Table of Contents (The Complete Mahabharata in Simple English)

Previous Post: Vishnu’s Mohini Avtaar

Note: In the previous post, we read about how the asuras became desirous of possessing Goddess Lakshmi (the Goddess of abundance and wealth) and the amrit. However, Narayana (in the form of a beautiful woman) prevented them from succeeding.

In this post, we will read about how Rahu tried to disguise himself as a god and tried to drink the amrit and how he was stopped, once again by Narayana.

While the gods were drinking the amrit, a danava called Rahu was also among them. Rahu was disguised as a god and took a sip of the amrit. However, the amrit had barely reached his throat when he was discovered as an imposter by Surya and Soma (the Moon God) who immediately intimated the other gods. Without wasting any time, Narayana instantly used his discus to cut off the danava Rahu’s head because he had taken the amrit without permission.

Rahu’s separated head which was like a mountain rose up to the sky and uttered dreadful cries. His headless trunk fell on the ground and started rolling, making the entire earth tremble.

From that time, Rahu’s head has been in a state of quarrel with Surya and Soma, whom he swallows from time to time.

Note: According to astronomy and astrology, Rahu and Ketu denote the points of intersection of the paths of the Sun and the Moon as they move in their respective orbits. The incident of Rahu swallowing Surya and Soma refers to solar and lunar eclipses.

In the next post, we will read about the battle that ensued between the devas and asuras.

Table of Contents (The Complete Mahabharata in Simple English)

Next Post: The Battle Between Danavas (Asuras) and Devas After Samudra Manthan

Sculpture of Mohini: Image by Nomu420 – Own work, CC BY-SA 3.0,

Table of Contents (The Complete Mahabharata in Simple English)

Previous Post: Neelkantha Mahadev Saves the World From the Kalakuta

Note: In the previous post, we read about the emergence of Goddess Lakshmi, Soma, Uchchaihsravas (the celestial horse), Airavata (the double-tusked elephant), the Kaustubha gem, Dhanwantari with the pot of amrit, and the deadly poison Kalakuta from the ocean as it was churned. Mahadev drank the Kalakuta and held it in his throat to save the world.

In this post, we will read about what happened when the asuras decided to fight the gods in order to possess Goddess Lakshmi and the amrit.

The asuras were filled with despair when they saw all the wonderful things and beings that had emerged from the ocean. They wanted to possess Goddess Lakshmi (the Goddess of wealth and abundance) and the amrit (nectar), therefore, they prepared for a battle with the devas. 

Narayana understood what was going on in the asuras’ minds. He immediately used his power of illusion and transformed himself into a graceful and beautiful woman called Mohini. This is the Mohini avtaar of Narayana. 

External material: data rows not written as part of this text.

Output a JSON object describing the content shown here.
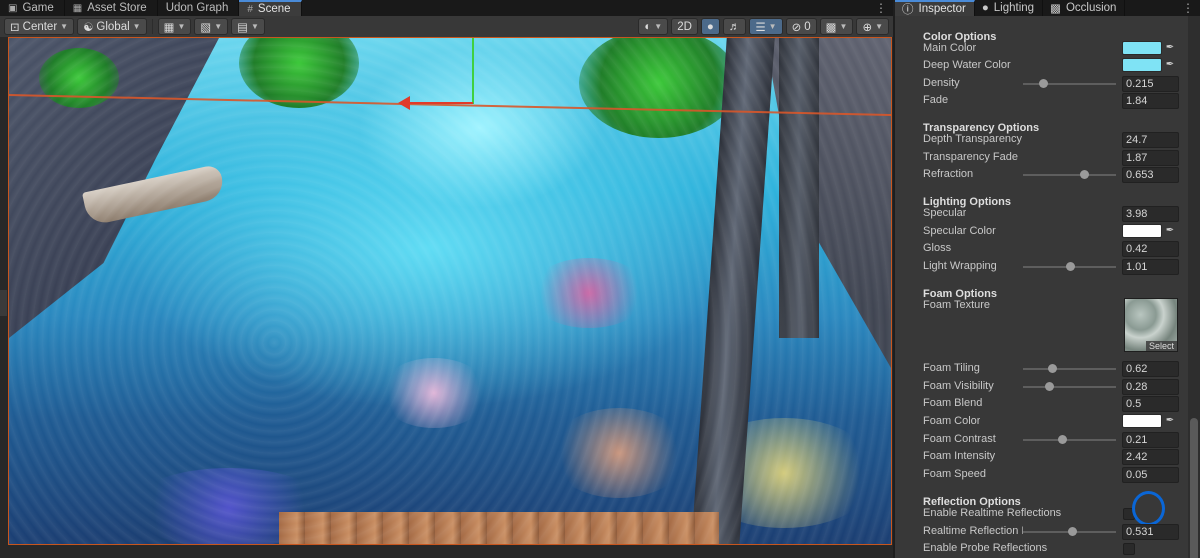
{
  "scene_tabs": [
    {
      "label": "Game",
      "icon": "gamepad-icon"
    },
    {
      "label": "Asset Store",
      "icon": "store-icon"
    },
    {
      "label": "Udon Graph",
      "icon": ""
    },
    {
      "label": "Scene",
      "icon": "grid-icon",
      "active": true
    }
  ],
  "toolbar": {
    "pivot_mode": "Center",
    "pivot_space": "Global",
    "mode_2d": "2D"
  },
  "inspector_tabs": [
    {
      "label": "Inspector",
      "icon": "info-icon",
      "active": true
    },
    {
      "label": "Lighting",
      "icon": "bulb-icon"
    },
    {
      "label": "Occlusion",
      "icon": "occlusion-icon"
    }
  ],
  "sections": {
    "color": "Color Options",
    "transparency": "Transparency Options",
    "lighting": "Lighting Options",
    "foam": "Foam Options",
    "reflection": "Reflection Options"
  },
  "props": {
    "main_color": {
      "label": "Main Color",
      "color": "#7fe3f5"
    },
    "deep_water_color": {
      "label": "Deep Water Color",
      "color": "#7fe3f5"
    },
    "density": {
      "label": "Density",
      "value": "0.215",
      "level": 0.215
    },
    "fade": {
      "label": "Fade",
      "value": "1.84"
    },
    "depth_transparency": {
      "label": "Depth Transparency",
      "value": "24.7"
    },
    "transparency_fade": {
      "label": "Transparency Fade",
      "value": "1.87"
    },
    "refraction": {
      "label": "Refraction",
      "value": "0.653",
      "level": 0.653
    },
    "specular": {
      "label": "Specular",
      "value": "3.98"
    },
    "specular_color": {
      "label": "Specular Color",
      "color": "#ffffff"
    },
    "gloss": {
      "label": "Gloss",
      "value": "0.42"
    },
    "light_wrapping": {
      "label": "Light Wrapping",
      "value": "1.01",
      "level": 0.5
    },
    "foam_texture": {
      "label": "Foam Texture",
      "select": "Select"
    },
    "foam_tiling": {
      "label": "Foam Tiling",
      "value": "0.62",
      "level": 0.31
    },
    "foam_visibility": {
      "label": "Foam Visibility",
      "value": "0.28",
      "level": 0.28
    },
    "foam_blend": {
      "label": "Foam Blend",
      "value": "0.5"
    },
    "foam_color": {
      "label": "Foam Color",
      "color": "#ffffff"
    },
    "foam_contrast": {
      "label": "Foam Contrast",
      "value": "0.21",
      "level": 0.42
    },
    "foam_intensity": {
      "label": "Foam Intensity",
      "value": "2.42"
    },
    "foam_speed": {
      "label": "Foam Speed",
      "value": "0.05"
    },
    "enable_realtime_reflections": {
      "label": "Enable Realtime Reflections"
    },
    "realtime_reflection_intensity": {
      "label": "Realtime Reflection Ir",
      "value": "0.531",
      "level": 0.531
    },
    "enable_probe_reflections": {
      "label": "Enable Probe Reflections"
    }
  }
}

Mohini approached the asuras and stunned them with her exquisite beauty and grace. And when she started flirting with them, the asuras totally lost their senses. They themselves placed the pot of amrit in Mohini’s hands as they prepared to fight with the gods.

While the asuras were fighting with the gods, Narayana (still in the form of Mohini) took help from Nara to deceive the asuras and quickly left the camp of the asuras with the pot of amrit and took it to the gods.

While still engaged with the asuras in battle, the gods (although frightened) drank the amrit, which they had just received from Narayana’s hands, with great delight.

Note: In the next post, we will read about what happens when Rahu tries to deceive the gods and drink the amrit without permission.

Table of Contents (The Complete Mahabharata in Simple English)

Next Post: Rahu Tries to Drink the Amrit by Deceit